> **WORK INSTRUCTIONS**:
Look through the listing below for the word "terrehaute" and copy every line where it occurs.

> **EXTRACTED ENTRIES**:
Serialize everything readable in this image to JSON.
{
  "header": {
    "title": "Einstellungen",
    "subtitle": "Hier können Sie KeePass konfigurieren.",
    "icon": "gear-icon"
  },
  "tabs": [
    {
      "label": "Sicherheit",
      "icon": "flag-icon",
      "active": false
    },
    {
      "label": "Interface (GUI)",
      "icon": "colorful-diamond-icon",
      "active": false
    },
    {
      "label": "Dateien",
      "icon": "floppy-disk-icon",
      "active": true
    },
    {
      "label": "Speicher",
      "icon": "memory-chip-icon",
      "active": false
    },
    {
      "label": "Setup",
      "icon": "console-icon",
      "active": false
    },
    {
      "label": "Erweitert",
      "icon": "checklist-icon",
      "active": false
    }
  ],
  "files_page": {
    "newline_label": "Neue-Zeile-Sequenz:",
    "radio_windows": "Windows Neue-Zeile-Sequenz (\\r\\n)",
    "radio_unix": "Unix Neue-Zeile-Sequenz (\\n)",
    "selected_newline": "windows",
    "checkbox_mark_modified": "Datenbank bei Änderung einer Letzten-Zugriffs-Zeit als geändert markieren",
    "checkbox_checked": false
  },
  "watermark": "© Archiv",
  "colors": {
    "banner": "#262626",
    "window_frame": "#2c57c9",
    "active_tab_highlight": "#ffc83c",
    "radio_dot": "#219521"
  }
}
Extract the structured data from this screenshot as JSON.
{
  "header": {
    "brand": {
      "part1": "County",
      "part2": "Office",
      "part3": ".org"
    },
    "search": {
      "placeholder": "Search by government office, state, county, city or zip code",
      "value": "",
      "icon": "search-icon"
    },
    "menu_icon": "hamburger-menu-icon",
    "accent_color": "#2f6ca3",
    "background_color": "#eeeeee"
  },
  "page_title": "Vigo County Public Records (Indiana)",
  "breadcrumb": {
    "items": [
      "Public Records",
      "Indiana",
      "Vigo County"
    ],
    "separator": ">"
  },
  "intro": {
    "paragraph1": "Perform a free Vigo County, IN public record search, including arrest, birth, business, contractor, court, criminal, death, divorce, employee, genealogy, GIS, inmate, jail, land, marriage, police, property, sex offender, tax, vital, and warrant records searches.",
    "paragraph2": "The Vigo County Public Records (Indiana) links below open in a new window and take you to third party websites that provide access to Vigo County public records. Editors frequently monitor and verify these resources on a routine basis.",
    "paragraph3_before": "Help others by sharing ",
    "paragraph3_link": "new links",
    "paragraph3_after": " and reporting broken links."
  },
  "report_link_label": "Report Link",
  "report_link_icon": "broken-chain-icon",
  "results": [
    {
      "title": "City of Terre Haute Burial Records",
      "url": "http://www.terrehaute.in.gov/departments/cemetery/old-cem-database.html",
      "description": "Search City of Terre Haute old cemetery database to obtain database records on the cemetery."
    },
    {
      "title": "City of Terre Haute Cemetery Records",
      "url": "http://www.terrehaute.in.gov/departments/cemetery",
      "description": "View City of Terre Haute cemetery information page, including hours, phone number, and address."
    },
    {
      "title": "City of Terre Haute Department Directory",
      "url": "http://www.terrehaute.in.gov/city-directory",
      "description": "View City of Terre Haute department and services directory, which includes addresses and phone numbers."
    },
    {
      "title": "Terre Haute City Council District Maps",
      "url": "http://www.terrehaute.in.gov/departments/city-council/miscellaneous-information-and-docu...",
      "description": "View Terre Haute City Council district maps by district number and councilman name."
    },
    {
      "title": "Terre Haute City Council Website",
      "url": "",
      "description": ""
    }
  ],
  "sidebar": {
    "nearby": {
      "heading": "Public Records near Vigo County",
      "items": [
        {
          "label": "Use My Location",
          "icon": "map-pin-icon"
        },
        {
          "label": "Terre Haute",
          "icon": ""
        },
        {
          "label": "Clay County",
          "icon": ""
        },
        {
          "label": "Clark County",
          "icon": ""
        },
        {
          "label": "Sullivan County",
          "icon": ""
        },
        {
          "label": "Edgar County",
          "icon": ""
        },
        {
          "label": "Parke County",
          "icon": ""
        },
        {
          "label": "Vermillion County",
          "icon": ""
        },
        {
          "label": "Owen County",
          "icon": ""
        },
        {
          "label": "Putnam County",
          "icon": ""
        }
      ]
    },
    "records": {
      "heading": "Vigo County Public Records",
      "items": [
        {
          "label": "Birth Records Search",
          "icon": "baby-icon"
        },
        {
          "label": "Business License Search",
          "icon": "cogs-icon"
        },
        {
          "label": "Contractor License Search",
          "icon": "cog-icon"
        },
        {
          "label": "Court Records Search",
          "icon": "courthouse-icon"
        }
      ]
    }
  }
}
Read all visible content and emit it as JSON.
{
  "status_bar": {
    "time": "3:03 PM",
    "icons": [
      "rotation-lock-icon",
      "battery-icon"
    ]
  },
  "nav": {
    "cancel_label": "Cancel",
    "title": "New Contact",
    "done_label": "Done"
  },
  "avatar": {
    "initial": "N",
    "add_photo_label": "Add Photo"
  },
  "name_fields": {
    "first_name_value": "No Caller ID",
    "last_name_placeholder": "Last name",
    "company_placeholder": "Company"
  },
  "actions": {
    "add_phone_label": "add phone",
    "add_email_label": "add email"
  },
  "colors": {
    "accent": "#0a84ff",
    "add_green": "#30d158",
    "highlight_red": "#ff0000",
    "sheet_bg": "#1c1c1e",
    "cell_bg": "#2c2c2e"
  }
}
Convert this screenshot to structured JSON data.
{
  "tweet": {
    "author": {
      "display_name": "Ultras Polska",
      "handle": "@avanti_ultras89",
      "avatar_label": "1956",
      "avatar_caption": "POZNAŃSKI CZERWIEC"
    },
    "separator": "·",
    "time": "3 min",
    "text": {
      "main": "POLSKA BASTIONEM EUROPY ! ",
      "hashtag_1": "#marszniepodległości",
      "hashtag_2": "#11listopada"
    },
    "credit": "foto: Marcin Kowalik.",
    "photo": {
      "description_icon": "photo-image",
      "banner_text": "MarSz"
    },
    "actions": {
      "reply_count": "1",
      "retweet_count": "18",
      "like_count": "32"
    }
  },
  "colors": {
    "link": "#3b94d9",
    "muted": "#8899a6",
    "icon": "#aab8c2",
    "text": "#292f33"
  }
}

> **RESULT OF THIS EXERCISE**:
      "url": "http://www.terrehaute.in.gov/departments/cemetery/old-cem-database.html",
      "url": "http://www.terrehaute.in.gov/departments/cemetery",
      "url": "http://www.terrehaute.in.gov/city-directory",
      "url": "http://www.terrehaute.in.gov/departments/city-council/miscellaneous-information-and-docu...",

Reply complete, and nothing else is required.